Required work: Line by line, print the records exactly.

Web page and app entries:
________________________________________
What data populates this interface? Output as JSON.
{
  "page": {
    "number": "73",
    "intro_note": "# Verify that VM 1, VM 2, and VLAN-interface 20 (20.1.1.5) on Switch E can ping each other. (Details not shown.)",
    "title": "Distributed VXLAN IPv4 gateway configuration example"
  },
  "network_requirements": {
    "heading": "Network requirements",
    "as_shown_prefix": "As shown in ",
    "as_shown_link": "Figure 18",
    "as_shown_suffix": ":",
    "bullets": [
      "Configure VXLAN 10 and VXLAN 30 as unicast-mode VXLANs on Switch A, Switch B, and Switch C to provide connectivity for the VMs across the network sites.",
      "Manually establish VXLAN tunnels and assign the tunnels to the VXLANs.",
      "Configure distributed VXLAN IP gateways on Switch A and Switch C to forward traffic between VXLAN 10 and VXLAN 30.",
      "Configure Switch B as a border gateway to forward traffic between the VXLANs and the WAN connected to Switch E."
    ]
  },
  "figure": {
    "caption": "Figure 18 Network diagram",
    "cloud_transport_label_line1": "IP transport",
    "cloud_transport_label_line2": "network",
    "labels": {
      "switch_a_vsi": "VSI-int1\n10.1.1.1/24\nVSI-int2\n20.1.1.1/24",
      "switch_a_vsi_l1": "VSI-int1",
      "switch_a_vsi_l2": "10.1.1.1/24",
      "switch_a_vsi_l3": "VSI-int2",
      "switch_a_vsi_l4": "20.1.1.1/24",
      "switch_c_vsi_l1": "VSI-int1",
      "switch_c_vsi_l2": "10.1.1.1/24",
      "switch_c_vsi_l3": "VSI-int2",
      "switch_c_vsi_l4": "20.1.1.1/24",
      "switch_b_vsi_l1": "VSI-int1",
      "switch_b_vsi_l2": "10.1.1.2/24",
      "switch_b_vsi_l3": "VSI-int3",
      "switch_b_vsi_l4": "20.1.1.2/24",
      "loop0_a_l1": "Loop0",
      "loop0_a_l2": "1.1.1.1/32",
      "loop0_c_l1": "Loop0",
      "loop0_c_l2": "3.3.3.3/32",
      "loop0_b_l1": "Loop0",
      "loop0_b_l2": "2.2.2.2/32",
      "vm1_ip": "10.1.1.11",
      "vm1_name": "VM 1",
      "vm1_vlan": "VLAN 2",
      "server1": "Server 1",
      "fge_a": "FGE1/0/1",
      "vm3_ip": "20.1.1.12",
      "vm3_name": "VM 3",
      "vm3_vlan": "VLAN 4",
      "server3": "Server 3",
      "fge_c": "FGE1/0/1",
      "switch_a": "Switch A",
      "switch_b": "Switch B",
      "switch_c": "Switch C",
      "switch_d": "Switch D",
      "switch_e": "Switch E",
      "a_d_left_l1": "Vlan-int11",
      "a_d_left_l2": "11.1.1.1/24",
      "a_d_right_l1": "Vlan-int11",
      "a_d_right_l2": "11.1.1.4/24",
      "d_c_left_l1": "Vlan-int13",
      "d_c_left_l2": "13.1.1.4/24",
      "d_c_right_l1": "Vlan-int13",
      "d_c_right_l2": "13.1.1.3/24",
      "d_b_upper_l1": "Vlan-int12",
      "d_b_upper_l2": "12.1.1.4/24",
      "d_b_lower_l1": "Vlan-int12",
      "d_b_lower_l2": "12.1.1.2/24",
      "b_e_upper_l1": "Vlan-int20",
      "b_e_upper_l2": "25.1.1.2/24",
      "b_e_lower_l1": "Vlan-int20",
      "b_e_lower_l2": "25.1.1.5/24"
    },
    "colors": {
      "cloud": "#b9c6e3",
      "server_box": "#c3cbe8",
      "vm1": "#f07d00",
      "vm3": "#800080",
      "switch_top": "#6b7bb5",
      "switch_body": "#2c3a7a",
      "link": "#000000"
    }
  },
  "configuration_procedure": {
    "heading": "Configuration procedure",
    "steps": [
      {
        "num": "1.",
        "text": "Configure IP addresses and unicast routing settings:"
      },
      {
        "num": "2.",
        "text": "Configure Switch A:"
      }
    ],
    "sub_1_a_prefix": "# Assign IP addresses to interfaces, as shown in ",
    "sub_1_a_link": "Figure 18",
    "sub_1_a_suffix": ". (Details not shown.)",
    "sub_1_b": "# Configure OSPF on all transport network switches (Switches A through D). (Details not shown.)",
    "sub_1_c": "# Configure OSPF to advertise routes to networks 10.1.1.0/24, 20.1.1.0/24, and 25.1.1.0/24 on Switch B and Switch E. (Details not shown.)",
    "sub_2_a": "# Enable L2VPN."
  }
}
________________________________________
Solution below:
What data populates this interface? Output as JSON.
{
  "page": {
    "number": "73",
    "intro_note": "# Verify that VM 1, VM 2, and VLAN-interface 20 (20.1.1.5) on Switch E can ping each other. (Details not shown.)",
    "title": "Distributed VXLAN IPv4 gateway configuration example"
  },
  "network_requirements": {
    "heading": "Network requirements",
    "as_shown_prefix": "As shown in ",
    "as_shown_link": "Figure 18",
    "as_shown_suffix": ":",
    "bullets": [
      "Configure VXLAN 10 and VXLAN 30 as unicast-mode VXLANs on Switch A, Switch B, and Switch C to provide connectivity for the VMs across the network sites.",
      "Manually establish VXLAN tunnels and assign the tunnels to the VXLANs.",
      "Configure distributed VXLAN IP gateways on Switch A and Switch C to forward traffic between VXLAN 10 and VXLAN 30.",
      "Configure Switch B as a border gateway to forward traffic between the VXLANs and the WAN connected to Switch E."
    ]
  },
  "figure": {
    "caption": "Figure 18 Network diagram",
    "cloud_transport_label_line1": "IP transport",
    "cloud_transport_label_line2": "network",
    "labels": {
      "switch_a_vsi": "VSI-int1\n10.1.1.1/24\nVSI-int2\n20.1.1.1/24",
      "switch_a_vsi_l1": "VSI-int1",
      "switch_a_vsi_l2": "10.1.1.1/24",
      "switch_a_vsi_l3": "VSI-int2",
      "switch_a_vsi_l4": "20.1.1.1/24",
      "switch_c_vsi_l1": "VSI-int1",
      "switch_c_vsi_l2": "10.1.1.1/24",
      "switch_c_vsi_l3": "VSI-int2",
      "switch_c_vsi_l4": "20.1.1.1/24",
      "switch_b_vsi_l1": "VSI-int1",
      "switch_b_vsi_l2": "10.1.1.2/24",
      "switch_b_vsi_l3": "VSI-int3",
      "switch_b_vsi_l4": "20.1.1.2/24",
      "loop0_a_l1": "Loop0",
      "loop0_a_l2": "1.1.1.1/32",
      "loop0_c_l1": "Loop0",
      "loop0_c_l2": "3.3.3.3/32",
      "loop0_b_l1": "Loop0",
      "loop0_b_l2": "2.2.2.2/32",
      "vm1_ip": "10.1.1.11",
      "vm1_name": "VM 1",
      "vm1_vlan": "VLAN 2",
      "server1": "Server 1",
      "fge_a": "FGE1/0/1",
      "vm3_ip": "20.1.1.12",
      "vm3_name": "VM 3",
      "vm3_vlan": "VLAN 4",
      "server3": "Server 3",
      "fge_c": "FGE1/0/1",
      "switch_a": "Switch A",
      "switch_b": "Switch B",
      "switch_c": "Switch C",
      "switch_d": "Switch D",
      "switch_e": "Switch E",
      "a_d_left_l1": "Vlan-int11",
      "a_d_left_l2": "11.1.1.1/24",
      "a_d_right_l1": "Vlan-int11",
      "a_d_right_l2": "11.1.1.4/24",
      "d_c_left_l1": "Vlan-int13",
      "d_c_left_l2": "13.1.1.4/24",
      "d_c_right_l1": "Vlan-int13",
      "d_c_right_l2": "13.1.1.3/24",
      "d_b_upper_l1": "Vlan-int12",
      "d_b_upper_l2": "12.1.1.4/24",
      "d_b_lower_l1": "Vlan-int12",
      "d_b_lower_l2": "12.1.1.2/24",
      "b_e_upper_l1": "Vlan-int20",
      "b_e_upper_l2": "25.1.1.2/24",
      "b_e_lower_l1": "Vlan-int20",
      "b_e_lower_l2": "25.1.1.5/24"
    },
    "colors": {
      "cloud": "#b9c6e3",
      "server_box": "#c3cbe8",
      "vm1": "#f07d00",
      "vm3": "#800080",
      "switch_top": "#6b7bb5",
      "switch_body": "#2c3a7a",
      "link": "#000000"
    }
  },
  "configuration_procedure": {
    "heading": "Configuration procedure",
    "steps": [
      {
        "num": "1.",
        "text": "Configure IP addresses and unicast routing settings:"
      },
      {
        "num": "2.",
        "text": "Configure Switch A:"
      }
    ],
    "sub_1_a_prefix": "# Assign IP addresses to interfaces, as shown in ",
    "sub_1_a_link": "Figure 18",
    "sub_1_a_suffix": ". (Details not shown.)",
    "sub_1_b": "# Configure OSPF on all transport network switches (Switches A through D). (Details not shown.)",
    "sub_1_c": "# Configure OSPF to advertise routes to networks 10.1.1.0/24, 20.1.1.0/24, and 25.1.1.0/24 on Switch B and Switch E. (Details not shown.)",
    "sub_2_a": "# Enable L2VPN."
  }
}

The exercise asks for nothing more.